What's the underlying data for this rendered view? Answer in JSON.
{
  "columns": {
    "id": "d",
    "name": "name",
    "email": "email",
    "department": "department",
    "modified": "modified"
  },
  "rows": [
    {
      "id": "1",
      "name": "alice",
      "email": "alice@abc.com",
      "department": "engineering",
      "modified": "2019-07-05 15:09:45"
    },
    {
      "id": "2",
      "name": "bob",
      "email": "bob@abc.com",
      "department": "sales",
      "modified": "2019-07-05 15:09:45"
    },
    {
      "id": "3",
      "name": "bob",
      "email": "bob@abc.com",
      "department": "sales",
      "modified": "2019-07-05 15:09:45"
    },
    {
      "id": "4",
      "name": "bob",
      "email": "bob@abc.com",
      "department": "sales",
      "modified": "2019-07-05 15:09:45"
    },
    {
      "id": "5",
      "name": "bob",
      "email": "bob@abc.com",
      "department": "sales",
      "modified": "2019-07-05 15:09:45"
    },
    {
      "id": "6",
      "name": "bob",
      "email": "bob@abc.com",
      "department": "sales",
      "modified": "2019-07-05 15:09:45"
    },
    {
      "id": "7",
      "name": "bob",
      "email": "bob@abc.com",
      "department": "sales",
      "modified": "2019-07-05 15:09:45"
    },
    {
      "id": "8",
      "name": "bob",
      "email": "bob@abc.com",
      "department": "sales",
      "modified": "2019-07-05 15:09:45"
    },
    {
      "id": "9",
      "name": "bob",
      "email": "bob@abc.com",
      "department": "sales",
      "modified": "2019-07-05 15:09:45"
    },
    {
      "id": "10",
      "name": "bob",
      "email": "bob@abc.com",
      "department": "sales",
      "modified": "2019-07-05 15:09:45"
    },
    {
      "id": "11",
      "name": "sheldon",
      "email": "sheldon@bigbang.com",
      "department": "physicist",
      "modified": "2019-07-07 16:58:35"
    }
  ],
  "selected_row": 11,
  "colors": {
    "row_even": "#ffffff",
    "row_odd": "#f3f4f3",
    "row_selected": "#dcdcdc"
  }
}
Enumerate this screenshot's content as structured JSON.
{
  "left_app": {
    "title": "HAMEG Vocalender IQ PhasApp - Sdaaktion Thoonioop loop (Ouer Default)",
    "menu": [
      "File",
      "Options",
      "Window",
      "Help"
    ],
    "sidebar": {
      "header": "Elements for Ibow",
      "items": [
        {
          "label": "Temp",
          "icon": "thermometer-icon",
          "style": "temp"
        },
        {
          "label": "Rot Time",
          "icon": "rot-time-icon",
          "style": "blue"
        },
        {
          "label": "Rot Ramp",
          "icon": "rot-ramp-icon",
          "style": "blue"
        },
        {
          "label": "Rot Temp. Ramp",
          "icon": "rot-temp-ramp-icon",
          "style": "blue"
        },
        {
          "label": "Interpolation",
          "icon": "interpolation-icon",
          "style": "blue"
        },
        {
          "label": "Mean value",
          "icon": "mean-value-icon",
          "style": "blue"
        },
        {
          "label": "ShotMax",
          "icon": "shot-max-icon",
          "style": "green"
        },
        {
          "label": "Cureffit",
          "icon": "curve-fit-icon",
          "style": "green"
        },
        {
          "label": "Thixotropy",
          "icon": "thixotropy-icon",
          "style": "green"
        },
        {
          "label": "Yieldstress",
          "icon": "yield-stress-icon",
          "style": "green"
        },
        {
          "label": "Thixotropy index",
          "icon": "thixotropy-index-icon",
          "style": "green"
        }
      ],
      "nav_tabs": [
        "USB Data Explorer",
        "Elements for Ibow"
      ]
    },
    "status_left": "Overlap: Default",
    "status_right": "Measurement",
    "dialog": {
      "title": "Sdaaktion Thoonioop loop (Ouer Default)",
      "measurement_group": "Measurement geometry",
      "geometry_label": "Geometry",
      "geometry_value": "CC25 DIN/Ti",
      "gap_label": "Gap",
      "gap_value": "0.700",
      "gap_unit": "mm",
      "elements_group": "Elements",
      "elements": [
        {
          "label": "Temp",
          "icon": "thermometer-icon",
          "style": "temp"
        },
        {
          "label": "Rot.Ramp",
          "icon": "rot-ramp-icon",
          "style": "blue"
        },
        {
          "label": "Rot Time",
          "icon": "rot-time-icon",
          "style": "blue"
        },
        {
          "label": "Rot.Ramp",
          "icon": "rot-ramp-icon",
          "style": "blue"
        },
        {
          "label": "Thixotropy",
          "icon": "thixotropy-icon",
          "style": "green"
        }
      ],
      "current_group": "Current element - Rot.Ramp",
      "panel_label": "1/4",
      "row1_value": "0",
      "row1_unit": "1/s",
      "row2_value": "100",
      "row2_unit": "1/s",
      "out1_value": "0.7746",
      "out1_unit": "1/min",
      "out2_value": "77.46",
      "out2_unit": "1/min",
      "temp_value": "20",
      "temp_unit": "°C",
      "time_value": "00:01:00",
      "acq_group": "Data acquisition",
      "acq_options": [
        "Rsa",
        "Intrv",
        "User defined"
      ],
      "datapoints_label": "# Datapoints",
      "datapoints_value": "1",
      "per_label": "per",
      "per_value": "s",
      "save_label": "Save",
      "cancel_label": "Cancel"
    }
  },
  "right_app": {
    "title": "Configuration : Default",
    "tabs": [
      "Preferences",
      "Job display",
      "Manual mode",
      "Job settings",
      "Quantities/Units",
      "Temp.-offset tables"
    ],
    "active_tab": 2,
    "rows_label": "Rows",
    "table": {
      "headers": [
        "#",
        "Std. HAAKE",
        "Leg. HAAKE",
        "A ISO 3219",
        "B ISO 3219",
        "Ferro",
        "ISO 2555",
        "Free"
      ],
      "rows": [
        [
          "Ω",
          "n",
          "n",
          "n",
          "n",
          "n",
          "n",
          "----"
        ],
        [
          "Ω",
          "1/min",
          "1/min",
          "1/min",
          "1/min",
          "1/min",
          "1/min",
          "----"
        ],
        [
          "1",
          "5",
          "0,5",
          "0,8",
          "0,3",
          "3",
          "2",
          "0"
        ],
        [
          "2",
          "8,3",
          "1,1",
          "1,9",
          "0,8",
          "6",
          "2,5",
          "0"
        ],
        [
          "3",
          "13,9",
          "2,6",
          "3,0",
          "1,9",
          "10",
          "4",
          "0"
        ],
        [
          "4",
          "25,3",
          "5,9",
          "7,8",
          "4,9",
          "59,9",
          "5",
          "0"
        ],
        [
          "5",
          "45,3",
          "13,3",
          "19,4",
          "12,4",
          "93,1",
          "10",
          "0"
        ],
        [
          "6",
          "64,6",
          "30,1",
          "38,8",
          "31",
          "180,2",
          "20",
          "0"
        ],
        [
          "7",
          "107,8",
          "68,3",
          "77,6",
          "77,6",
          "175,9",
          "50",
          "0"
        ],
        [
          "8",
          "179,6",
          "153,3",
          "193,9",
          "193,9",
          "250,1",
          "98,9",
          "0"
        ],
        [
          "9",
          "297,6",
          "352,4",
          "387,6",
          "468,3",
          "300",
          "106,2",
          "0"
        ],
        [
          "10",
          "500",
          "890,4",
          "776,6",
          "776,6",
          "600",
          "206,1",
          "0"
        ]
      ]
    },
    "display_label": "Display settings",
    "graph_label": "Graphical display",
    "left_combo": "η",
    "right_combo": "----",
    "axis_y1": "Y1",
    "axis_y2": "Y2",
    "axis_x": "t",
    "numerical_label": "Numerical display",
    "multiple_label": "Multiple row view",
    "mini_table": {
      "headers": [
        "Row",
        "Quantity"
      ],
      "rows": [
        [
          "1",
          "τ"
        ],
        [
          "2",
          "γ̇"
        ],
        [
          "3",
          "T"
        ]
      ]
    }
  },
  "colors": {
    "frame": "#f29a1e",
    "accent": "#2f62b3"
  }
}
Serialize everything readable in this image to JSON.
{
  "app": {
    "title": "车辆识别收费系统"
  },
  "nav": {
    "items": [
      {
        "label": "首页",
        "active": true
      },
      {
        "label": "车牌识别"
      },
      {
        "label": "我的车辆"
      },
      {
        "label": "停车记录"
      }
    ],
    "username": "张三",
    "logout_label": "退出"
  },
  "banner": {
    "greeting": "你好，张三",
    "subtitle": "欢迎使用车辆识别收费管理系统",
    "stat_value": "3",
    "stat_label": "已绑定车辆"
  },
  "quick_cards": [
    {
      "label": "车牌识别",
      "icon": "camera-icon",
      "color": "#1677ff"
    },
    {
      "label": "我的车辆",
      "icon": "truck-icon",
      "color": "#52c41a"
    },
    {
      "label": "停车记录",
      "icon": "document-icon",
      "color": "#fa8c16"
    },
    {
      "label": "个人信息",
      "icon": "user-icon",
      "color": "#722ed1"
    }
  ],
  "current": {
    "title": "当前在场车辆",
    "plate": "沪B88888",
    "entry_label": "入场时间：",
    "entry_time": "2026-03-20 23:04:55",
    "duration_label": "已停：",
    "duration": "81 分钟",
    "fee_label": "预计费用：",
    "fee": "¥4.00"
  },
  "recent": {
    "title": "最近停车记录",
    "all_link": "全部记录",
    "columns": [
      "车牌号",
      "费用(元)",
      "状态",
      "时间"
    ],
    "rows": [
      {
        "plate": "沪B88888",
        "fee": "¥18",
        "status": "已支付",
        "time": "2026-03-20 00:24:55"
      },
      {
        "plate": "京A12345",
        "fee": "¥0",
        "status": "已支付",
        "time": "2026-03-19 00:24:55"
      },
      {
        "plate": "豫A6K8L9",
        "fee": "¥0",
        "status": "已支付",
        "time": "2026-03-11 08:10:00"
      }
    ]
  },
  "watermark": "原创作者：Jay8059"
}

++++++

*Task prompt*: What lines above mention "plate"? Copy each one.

*Output of the task*:
    "plate": "沪B88888",
        "plate": "沪B88888",
        "plate": "京A12345",
        "plate": "豫A6K8L9",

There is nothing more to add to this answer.